▶ **Source information**
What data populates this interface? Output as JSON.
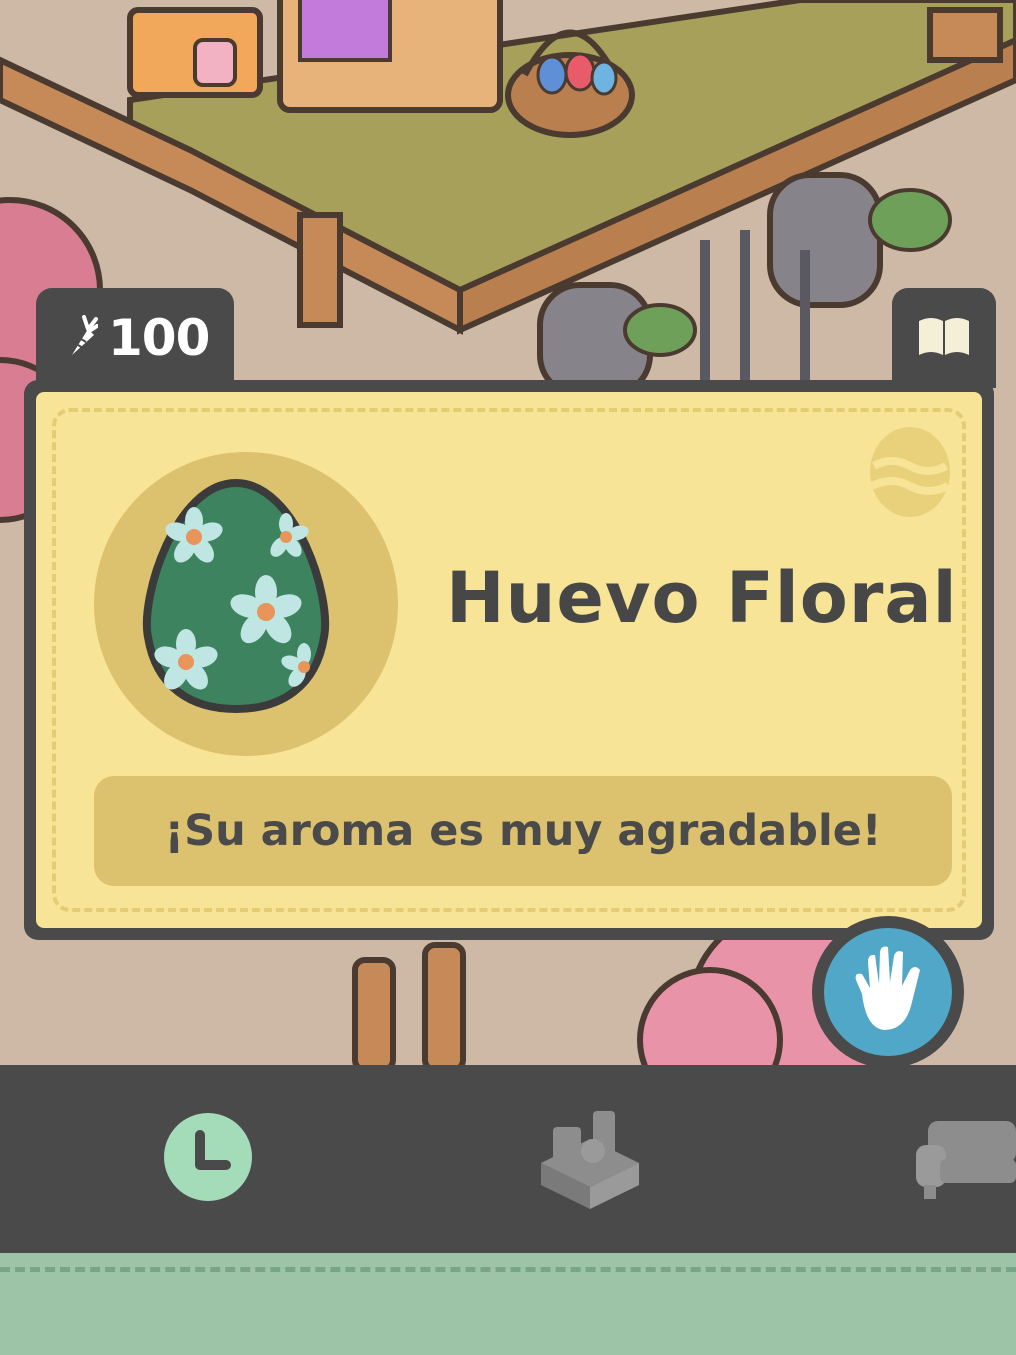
{
  "currency": {
    "amount": "100",
    "icon": "carrot-icon"
  },
  "item": {
    "name": "Huevo Floral",
    "description": "¡Su aroma es muy agradable!",
    "icon": "floral-egg-icon",
    "type_icon": "egg-category-icon"
  },
  "actions": {
    "interact_icon": "hand-icon",
    "journal_icon": "book-icon"
  },
  "nav": [
    {
      "name": "clock-tab",
      "icon": "clock-icon",
      "active": true
    },
    {
      "name": "furniture-box-tab",
      "icon": "box-icon",
      "active": false
    },
    {
      "name": "sofa-tab",
      "icon": "sofa-icon",
      "active": false
    }
  ],
  "colors": {
    "card_bg": "#f8e497",
    "card_frame": "#4a4a4a",
    "accent_gold": "#dcc26e",
    "nav_bg": "#4a4a4a",
    "active_tab": "#a4dbb8",
    "tray_bg": "#9ec4a8",
    "hand_button": "#51a7c7",
    "egg_green": "#3e8360"
  }
}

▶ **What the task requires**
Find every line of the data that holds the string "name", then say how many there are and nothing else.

▶ **Answer box**
4